Nordstrom joined Macy’s in posting woeful results last quarter, renewing concern that U.S. shoppers are skipping a trip to the mall and spending their money on cars, homes and iPhones instead.
Nordstrom’s profit shrank to 57 cents a share in the period, excluding some items, the company said on Thursday. Analysts had projected 72 cents on average. Sales also missed estimates, even at the company’s once-hot Nordstrom Rack outlet chain.
The problem? Department stores aren’t drawing the same foot traffic. Though the job market is improving and the U.S. economy is chugging along, Americans would rather spend their money elsewhere. Nordstrom’s results sent its shares down as much as 21 percent on Friday, the biggest intraday decline in almost seven years. That follows a similar swoon for Macy’s after it released weak earnings earlier this week.
“It’s kind of bizarre,” said Dorothy Lakner, an analyst at Topeka Capital Markets in New York. “People have money. The economy isn’t bad, but they’re not spending on apparel.”
Nordstrom’s stock tumbled as much as $13.04 to $50.43 in New York, the biggest intraday decline since Nov. 2008. The shares had already slid 20 percent this year through the close of regular trading Thursday.
Even J.C. Penney Inc., which beat sales estimates in the third quarter, is approaching the holiday cautiously. The retailer didn’t raise its annual guidance despite posting a same-store sales gain of 6.4 percent last quarter.
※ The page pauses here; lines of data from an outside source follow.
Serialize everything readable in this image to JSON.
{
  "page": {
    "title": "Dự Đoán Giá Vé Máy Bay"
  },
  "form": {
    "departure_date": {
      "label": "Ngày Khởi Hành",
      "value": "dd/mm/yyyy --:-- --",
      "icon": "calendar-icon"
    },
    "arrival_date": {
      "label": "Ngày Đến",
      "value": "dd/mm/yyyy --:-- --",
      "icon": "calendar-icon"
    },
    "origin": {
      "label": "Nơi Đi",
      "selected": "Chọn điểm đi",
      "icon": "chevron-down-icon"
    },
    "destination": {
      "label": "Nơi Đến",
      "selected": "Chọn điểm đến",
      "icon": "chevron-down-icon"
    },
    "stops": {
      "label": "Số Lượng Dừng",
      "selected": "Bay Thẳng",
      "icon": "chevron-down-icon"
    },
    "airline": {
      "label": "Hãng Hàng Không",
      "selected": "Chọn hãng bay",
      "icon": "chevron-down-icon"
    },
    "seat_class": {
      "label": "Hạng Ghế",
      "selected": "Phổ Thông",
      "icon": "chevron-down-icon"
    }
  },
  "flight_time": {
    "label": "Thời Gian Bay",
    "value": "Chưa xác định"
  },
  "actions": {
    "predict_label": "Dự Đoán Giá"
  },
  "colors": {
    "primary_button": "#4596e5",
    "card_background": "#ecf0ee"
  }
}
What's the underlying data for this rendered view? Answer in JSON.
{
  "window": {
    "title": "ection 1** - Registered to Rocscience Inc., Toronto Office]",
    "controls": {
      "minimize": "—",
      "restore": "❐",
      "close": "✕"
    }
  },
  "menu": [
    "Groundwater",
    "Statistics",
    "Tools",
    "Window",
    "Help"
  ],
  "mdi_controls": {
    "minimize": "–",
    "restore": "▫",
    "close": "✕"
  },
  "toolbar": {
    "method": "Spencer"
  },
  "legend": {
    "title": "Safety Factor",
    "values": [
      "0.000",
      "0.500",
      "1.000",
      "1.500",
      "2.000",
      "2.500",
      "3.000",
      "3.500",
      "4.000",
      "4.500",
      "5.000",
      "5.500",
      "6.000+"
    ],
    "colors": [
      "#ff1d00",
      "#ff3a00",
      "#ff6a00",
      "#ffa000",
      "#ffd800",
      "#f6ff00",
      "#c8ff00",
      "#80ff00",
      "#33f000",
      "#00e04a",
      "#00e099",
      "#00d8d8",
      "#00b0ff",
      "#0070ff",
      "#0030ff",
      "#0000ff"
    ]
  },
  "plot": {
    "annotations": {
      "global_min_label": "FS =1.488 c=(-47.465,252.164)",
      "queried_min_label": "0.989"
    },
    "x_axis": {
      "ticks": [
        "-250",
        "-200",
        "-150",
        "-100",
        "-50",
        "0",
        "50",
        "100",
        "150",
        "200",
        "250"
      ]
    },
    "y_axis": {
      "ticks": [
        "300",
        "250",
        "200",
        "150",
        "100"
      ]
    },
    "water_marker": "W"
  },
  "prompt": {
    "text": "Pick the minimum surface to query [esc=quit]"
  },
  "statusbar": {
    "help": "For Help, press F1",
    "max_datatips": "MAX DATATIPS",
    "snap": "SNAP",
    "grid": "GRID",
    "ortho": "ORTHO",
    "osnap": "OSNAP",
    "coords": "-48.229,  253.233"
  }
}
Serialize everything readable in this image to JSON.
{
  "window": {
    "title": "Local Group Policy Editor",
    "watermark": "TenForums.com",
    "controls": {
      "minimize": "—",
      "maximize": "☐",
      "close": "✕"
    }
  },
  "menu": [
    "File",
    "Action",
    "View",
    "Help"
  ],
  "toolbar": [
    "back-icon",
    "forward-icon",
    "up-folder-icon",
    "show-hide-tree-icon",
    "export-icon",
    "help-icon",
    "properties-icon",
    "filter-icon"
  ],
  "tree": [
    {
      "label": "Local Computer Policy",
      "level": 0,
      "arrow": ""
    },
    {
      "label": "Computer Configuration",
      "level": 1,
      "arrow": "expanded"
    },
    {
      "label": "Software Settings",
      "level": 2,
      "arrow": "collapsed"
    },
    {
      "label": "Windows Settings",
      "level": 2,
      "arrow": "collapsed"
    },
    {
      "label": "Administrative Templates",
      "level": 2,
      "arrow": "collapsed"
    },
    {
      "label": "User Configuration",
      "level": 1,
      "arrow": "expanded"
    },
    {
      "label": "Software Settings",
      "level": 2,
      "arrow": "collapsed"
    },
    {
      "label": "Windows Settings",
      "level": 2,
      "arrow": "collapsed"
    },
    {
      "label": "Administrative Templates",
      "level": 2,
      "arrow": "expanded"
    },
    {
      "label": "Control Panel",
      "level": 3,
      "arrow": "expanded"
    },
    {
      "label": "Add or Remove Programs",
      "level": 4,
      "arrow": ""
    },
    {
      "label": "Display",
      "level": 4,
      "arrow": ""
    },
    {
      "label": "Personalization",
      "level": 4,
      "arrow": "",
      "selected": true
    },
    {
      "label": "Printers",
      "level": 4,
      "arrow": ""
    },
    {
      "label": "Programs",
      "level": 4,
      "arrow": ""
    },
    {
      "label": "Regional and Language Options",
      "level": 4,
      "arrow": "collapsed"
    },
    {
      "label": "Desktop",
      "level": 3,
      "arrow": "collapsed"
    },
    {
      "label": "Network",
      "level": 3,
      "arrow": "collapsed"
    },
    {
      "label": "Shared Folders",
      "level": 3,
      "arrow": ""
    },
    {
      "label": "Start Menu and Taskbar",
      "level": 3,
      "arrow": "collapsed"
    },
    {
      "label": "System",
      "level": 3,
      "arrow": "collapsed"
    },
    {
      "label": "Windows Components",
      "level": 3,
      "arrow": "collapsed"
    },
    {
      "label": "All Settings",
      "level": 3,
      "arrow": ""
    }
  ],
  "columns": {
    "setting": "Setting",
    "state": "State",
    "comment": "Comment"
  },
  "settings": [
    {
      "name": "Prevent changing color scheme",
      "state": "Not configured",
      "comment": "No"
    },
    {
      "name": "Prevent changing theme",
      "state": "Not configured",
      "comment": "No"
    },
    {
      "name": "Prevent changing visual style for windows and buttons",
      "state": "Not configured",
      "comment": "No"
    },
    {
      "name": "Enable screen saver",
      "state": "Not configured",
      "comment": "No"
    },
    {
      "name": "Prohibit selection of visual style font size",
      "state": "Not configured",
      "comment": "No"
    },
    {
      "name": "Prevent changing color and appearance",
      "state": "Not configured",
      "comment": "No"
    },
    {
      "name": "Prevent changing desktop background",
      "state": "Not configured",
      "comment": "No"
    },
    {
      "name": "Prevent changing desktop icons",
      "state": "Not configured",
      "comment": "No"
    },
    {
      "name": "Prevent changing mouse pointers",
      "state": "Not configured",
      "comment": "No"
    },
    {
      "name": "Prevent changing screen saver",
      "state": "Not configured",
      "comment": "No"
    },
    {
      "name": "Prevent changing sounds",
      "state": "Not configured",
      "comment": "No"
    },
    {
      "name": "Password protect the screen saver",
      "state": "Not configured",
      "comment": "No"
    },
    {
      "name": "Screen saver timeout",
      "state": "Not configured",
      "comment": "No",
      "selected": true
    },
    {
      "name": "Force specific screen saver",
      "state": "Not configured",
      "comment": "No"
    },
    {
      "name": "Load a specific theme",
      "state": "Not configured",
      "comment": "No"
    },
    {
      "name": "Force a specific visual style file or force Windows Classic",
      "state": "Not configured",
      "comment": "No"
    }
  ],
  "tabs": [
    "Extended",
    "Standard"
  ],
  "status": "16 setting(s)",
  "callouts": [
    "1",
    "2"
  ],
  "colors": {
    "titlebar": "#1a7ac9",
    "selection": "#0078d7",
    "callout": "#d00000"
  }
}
That exceeded the 4.5 percent increase analysts expected.
J.C. Penney shares fell as much as 9.9 percent to $7.92 in New York on Friday. The company, benefiting from a turnaround plan, had gained 36 percent this year through Thursday.
Retailers and clothing suppliers have struggled to pare down excess inventories, forcing them to rely more on discounts. Nordstrom’s results reflected softer sales “across channels and merchandise categories,” the Seattle-based company said.
“It’s just a traffic problem,” James Nordstrom, president of stores, said on a conference call. “We’ve got less people buying clothes this quarter than we expected.”
Markdowns also took a toll on profit last quarter, the company said. But that may help Nordstrom in the holiday period, according to Lakner.
“The good news is at Nordstrom, they cleaned their inventory,” Lakner said. “They made adjustments to the fourth quarter. They’re in a pretty good position.”
Nordstrom’s same-store sales, a closely watched benchmark, grew just 0.9 percent last quarter, which ended Oct. 31. Analysts had estimated 3.6 percent, according to Consensus Metrix. Sales fell 2.2 percent at the Rack chain, missing a projection for growth of 2.8 percent.
The company now expects earnings of $3.40 to $3.50 a share this year, excluding some items. That’s down from an earlier forecast of as much as $3.80.
An unseasonably warm autumn also has been blamed for sluggish sales at U.S. retailers. Macy’s said earlier this week that the weather hurt demand for coats, sweaters and boots.
But Nordstrom didn’t see that as a problem. Consumers just didn’t show up.
“There is really not a seasonal component to where we have seen transactions slow down,” James Nordstrom said. “Our coat business has been really strong.”
Written by Lindsey Rupp of Bloomberg